I did not imagine an end of Year 12 like this. This was meant to be my week of in-person work experience. Instead, I am at home, still benefiting from working virtually with the Economist Educational Foundation: writing this blog post, taking over their social media and creating competitions for students. Writing a description of life for young people under lockdown is slightly daunting, as experiences are so varied. I’ll shine a light on life for me and my peers but I’m also aware that everyone has a different story to tell.
My “lockdown” actually started at school. I was on a 3G pitch, lining up for my last exam, with only three other classmates who had turned up. It was eerily quiet and very uncomfortable. We stood in a huddle as it drizzled, complaining about how unfair it was for us to do the exam in person when presumably, everyone else would be doing it at home. I would hear later that evening the Prime Minister announce that we would be confined to our homes. At the time, we were begging for schools to close. The atmosphere was glum, it was weirdly empty with many choosing not to come in over covid-19 fears. No one wanted to be there. We did not want to sit an exam that most people weren’t there for. We amused the invigilators with our whining. Reluctantly, we sat the exam and then went home for the day. I just didn’t realise how soon I would want to be back.
In the second half of spring term, our virtual lessons started. Thankfully, our school provided two lessons per week for each of our A-level subjects, ensuring we got valuable contact time with our teachers. Virtual learning presented many challenges. There were technical difficulties: someone always forgot to turn their mic off, the lesson wouldn’t be available for everyone and links refused to work, but it was a shared experience. Motivation was my biggest challenge. My friends and I always push each other to do better, but without them and the general atmosphere and structure of school, my motivation was lacking.
Alongside lessons, we had to think about university applications. Many experiences or opportunities that would have helped build up a personal statement and references were cancelled, causing a lot of panic and stress. I’ve missed out on open days, lectures, tours, preventing me from acquiring a feel of university life. Attending a UCAS conference virtually and planning our futures was almost unbelievable. The lockdown feels never-ending and seeing life after it is strange. It is a weird experience making life-changing decisions in the middle of a pandemic. As a result, I am also considering what it means to go to a university far from my home. Do I want to take that risk in the event of a second wave or if this virus sticks around indefinitely? With the impact on the job market, can I even afford to live away from home? There’s a lot of new questions that I had never considered before this.
The stress of the lockdown was exacerbated by its isolating nature. If I felt like I was falling behind in a lesson it was much harder to get one-to-one help. I couldn’t lean over to a friend if I missed a few points on a slide. I found it harder to ask questions and I was overthinking everything I said. I felt very much alone as answers popped up from others as I sat there stumped. It was easier to pretend I understood rather than being put on a stage in front of everyone while they all knew I wasn’t keeping up. Beyond school life, I felt powerless to assist my friends in their personal lives. I couldn’t offer something as simple as a hug, only reassurances through words.

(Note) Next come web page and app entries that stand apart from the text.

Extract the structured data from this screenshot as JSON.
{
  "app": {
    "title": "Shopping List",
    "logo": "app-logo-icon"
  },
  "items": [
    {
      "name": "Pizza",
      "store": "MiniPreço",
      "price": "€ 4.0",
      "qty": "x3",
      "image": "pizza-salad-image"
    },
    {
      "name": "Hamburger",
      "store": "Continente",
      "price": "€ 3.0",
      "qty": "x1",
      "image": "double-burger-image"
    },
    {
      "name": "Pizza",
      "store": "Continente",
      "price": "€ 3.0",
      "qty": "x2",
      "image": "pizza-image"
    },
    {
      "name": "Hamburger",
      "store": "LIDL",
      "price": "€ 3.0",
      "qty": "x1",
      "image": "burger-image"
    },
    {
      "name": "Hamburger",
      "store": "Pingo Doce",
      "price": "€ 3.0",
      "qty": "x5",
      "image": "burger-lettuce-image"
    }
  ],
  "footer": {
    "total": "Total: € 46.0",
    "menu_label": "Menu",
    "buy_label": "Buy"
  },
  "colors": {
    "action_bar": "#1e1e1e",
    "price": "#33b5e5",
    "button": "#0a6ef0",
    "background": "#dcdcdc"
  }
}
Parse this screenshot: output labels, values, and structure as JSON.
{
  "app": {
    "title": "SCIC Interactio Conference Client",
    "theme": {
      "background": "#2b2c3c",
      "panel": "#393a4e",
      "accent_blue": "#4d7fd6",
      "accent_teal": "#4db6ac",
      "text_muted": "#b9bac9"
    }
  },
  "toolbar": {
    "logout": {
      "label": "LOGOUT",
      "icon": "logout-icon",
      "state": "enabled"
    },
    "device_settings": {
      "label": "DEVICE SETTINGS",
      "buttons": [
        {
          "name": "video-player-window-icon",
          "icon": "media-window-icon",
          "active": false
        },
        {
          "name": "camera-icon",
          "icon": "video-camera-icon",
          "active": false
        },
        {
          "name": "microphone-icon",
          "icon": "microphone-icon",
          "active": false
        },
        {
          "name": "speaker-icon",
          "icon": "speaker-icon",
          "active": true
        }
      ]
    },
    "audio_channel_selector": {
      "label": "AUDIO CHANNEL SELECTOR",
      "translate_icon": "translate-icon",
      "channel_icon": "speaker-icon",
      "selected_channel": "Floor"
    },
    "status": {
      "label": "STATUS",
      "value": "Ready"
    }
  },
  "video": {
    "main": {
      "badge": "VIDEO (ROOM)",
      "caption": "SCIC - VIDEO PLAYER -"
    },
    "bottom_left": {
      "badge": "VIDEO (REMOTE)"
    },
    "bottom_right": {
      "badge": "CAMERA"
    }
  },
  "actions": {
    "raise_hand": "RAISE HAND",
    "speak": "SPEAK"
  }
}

Loneliness also had a big impact on the way I engaged with the news. The growing spotlight on Anti-Blackness was a huge part of my lockdown experience. The endless trawling through social media of racist post after racist post, videos of Black trauma and murder and seeing how the people in power just didn’t care, was hard to deal with alone. It caused me so much stress and upset to the point where it showed through exhaustion and the shakes. I am Black and South Asian but am visibly Black before anything else. I had to come to terms with how my race would affect me in life: what my university experience would be, what my job prospects would look like and how I would be treated differently. Growing up in a diverse London borough, racism isn’t something I’ve had to face directly, but I’ve seen and heard about it all my life. My part of growing up in this lockdown was all about preparation for the outside world and its judgment.
On reflection, I feel quite lucky. I am taking part in work experience for the Economist Educational Foundation. Being given the responsibility of writing this post about the lockdown, taking over their social media to share important and relevant resources, along with creating competitions and resources for schools, is an amazing opportunity. The pandemic has cut out work experience for many others as companies don’t have the time or resources to take on a student. Some students may have also had guardians lose income sources. For some, the loss of a family member has taken precedence before their studies. It is difficult to be studying, planning our futures and dealing with a pandemic all at the same time. I hope exam boards and university admissions teams take this unprecedented situation into account when they make their decisions.
I’m optimistic about the future. I think business and schools can make appropriate changes to ensure virtual working or learning is accessible for all. I have had a fantastic experience working with the Economist Educational Foundation team, who have adjusted very well to virtual work. I believe it’s crucial for any institution, whether it’s a business, a school or a university to keep in close contact with everyone: ensuring people update each other regularly and remain sympathetic to others’ circumstances.
Rufaidah joined us for three days of online work experience in July 2020.